This past week, Bloomberg News reported that U.S. utility companies are struggling to restore power in the areas affected by Hurricane Irene. Over 1.7 million homes and businesses will remain without power for days to come. Entire towns are still underwater and the phrase “business as usual” will not be heard for months in those areas.

Catastrophe losses are hard to estimate, especially after only a few days. In some areas of the Eastern seaboard, Irene broke flood records. I like to say that the insurance industry is in the business of making certainty out of uncertainties. Actuaries and risk managers are already heralding and attenuating Irene’s impact on the claims industry, but Irene’s final chapter is yet to be written.

The National Underwriter reported: “Irene: No Large Commercial Losses, but Justification for Recent NE Rate Increases,” stating:

Irene will not be enough to create a hard market turn because capacity remains available, but the pricing impact will most likely come to property and business interruption insurance coverage.

“This is a market that we already see in transition,” says Ellis. “There is ample capacity, but what will we pay for it?”

For the Northeast region, he says it also proves some modelers’ assertions that the area is susceptible to hurricane and tropical storm activity, justifying underwriting increases for those types events for commercial accounts.

“This is not a big enough loss to change the market, but the definition of catastrophe just got a little broader,” notes Ellis.

For wind exposures, risk managers can now expect to see higher rates on the risks they pay for, he says.

In fairness, National Underwriter recognizes that loss estimates will continue to rise in the flood claims arena, but they are not predicting business interruption to play a big role in CAT adjustment because this was not an event of “widespread devastation” with destroyed buildings or points of entry. The article also downplays the role of business interruption coverage, stating that:
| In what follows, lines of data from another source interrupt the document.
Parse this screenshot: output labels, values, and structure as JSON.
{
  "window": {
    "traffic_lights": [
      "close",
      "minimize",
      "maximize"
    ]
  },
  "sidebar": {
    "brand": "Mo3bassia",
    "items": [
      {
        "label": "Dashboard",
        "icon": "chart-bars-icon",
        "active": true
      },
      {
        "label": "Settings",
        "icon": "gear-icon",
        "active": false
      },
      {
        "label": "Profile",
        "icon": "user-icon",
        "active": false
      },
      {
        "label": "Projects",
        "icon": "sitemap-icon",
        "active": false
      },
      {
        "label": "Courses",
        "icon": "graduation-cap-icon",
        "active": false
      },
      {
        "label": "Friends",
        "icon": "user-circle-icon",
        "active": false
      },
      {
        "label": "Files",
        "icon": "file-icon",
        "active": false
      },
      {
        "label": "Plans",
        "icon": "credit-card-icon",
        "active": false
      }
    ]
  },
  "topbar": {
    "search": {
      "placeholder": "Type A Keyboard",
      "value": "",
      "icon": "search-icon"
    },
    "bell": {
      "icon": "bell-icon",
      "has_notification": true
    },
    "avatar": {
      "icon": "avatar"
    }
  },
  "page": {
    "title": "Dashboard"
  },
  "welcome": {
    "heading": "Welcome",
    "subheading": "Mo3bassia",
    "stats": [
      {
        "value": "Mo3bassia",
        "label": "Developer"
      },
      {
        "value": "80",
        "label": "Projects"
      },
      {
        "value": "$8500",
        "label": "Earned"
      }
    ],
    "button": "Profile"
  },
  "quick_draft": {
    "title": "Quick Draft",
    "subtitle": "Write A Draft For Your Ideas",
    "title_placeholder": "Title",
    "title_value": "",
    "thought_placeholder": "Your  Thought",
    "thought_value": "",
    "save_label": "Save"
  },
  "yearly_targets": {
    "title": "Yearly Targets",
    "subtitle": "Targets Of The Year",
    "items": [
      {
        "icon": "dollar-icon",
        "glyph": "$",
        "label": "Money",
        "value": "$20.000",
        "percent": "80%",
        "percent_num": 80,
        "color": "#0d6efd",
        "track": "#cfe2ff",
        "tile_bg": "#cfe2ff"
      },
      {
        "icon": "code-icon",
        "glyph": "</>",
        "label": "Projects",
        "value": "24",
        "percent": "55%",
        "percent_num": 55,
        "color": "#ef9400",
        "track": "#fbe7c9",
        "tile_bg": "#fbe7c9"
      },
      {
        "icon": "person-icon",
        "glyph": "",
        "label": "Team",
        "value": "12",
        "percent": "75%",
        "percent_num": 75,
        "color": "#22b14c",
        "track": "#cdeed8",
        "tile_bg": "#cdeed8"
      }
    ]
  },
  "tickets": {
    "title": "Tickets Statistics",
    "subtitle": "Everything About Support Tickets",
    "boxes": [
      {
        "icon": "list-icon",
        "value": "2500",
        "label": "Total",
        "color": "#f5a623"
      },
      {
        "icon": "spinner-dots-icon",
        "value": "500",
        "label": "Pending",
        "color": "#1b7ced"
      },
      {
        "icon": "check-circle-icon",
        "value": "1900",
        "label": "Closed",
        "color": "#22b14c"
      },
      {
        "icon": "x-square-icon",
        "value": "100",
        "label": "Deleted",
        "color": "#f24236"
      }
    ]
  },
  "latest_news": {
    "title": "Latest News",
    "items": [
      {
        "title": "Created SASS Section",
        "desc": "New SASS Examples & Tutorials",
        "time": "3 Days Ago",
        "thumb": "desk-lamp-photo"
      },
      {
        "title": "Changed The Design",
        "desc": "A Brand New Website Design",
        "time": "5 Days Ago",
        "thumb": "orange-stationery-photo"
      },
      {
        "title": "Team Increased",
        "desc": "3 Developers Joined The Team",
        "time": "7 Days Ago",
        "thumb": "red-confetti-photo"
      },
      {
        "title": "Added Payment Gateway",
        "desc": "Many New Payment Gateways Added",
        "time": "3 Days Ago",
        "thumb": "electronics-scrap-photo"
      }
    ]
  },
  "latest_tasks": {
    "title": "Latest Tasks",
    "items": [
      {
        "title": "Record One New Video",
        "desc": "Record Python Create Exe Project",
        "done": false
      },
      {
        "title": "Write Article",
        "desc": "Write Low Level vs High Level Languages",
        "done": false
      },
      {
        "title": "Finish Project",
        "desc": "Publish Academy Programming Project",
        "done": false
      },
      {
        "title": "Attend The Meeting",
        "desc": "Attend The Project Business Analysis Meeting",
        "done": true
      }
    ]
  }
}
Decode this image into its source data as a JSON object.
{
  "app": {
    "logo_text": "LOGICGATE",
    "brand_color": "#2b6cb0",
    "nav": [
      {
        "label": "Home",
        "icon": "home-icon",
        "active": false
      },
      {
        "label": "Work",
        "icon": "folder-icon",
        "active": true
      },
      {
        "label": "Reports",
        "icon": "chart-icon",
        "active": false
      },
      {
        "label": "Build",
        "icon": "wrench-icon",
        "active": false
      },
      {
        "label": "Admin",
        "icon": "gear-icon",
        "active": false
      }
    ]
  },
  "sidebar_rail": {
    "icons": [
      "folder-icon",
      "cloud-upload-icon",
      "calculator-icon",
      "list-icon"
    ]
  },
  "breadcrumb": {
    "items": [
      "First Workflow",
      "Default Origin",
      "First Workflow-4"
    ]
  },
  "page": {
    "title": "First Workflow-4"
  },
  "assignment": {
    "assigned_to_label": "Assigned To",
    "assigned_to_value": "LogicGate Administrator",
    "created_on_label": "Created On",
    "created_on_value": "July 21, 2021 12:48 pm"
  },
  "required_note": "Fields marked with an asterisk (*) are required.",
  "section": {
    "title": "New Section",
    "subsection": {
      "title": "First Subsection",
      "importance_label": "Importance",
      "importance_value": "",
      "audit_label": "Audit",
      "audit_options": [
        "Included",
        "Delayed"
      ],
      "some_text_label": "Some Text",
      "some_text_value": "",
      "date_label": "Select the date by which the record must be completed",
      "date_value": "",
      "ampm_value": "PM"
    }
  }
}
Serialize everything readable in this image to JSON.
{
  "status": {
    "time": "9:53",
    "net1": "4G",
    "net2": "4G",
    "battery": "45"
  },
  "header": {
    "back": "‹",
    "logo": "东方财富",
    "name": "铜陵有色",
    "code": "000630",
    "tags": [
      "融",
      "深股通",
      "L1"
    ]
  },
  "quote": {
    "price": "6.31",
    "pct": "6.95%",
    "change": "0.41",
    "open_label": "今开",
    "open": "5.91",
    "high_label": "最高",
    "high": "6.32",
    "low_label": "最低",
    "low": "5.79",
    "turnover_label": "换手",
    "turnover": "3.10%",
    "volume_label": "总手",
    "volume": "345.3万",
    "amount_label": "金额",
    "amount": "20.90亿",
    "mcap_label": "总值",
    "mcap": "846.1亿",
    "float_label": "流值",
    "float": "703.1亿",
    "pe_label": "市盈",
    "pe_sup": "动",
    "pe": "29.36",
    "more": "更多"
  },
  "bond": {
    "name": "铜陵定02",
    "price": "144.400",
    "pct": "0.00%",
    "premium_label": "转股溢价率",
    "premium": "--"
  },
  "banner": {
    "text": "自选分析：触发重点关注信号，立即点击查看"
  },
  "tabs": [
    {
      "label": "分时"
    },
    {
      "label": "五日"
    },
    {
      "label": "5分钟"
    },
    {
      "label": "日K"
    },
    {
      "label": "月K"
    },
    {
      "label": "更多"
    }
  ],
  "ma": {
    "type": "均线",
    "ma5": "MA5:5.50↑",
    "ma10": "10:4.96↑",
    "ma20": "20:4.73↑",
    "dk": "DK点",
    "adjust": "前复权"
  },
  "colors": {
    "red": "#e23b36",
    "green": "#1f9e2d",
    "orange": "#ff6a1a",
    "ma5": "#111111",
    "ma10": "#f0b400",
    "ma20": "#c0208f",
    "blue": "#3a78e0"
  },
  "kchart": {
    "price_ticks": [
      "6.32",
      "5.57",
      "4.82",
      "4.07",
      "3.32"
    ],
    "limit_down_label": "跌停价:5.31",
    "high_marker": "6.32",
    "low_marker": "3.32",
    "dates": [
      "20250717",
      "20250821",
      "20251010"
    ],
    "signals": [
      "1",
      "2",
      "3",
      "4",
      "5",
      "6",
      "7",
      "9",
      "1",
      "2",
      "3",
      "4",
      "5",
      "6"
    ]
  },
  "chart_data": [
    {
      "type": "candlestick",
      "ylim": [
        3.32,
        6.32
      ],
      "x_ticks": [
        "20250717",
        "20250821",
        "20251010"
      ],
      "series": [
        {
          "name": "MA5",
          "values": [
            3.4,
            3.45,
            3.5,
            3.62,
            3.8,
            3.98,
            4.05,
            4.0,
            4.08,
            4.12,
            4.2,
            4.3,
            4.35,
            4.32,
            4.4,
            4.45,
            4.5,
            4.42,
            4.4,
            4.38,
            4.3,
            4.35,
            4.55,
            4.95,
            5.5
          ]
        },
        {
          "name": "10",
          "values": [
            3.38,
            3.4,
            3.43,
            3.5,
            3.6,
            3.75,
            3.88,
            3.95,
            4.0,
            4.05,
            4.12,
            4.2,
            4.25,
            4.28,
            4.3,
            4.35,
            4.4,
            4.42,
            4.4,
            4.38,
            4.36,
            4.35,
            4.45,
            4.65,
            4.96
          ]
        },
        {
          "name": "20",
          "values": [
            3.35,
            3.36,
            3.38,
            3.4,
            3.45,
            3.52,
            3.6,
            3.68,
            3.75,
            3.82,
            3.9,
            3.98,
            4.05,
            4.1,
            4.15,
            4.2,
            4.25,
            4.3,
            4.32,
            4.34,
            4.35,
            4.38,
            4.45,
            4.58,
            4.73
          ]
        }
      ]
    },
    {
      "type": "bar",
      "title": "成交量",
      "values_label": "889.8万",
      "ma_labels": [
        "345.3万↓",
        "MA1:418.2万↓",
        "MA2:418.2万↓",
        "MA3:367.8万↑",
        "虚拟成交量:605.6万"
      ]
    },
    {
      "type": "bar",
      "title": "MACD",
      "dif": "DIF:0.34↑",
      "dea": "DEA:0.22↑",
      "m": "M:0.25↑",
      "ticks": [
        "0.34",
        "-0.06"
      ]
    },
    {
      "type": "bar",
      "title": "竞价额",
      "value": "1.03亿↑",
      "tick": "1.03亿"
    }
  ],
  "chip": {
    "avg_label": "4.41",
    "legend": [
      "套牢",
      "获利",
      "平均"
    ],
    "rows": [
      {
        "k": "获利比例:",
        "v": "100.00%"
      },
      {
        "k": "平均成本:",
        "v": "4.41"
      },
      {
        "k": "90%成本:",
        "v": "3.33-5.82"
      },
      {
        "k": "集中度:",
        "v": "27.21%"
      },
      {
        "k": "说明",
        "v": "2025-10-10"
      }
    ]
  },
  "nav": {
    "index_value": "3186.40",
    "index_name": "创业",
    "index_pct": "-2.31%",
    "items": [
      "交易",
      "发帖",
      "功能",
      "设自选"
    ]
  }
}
Ports aren’t destroyed, trains and airlines are up—so there will probably be less of a business continuity aspect to losses,” he explains. “The average loss will be for short-term clean-up and spoilage.

I am still feeling the human impact and captivated by the devastation. Millions of businesses will suffer beyond actuary imagination. I anticipate a fierce battle in the adjustment and accounting methods in business interruption claims. The state of our economy will certainly have an impact in business income claims; the question will be “how do we account for it” — in favor of or against the insured? For those keeping score of this trend in business income claims, I urge you to study this issue. A good place to start are my previous posts,

If you have questions or comments on this issue, feel free to contact me or post a comment to engage in an open discussion.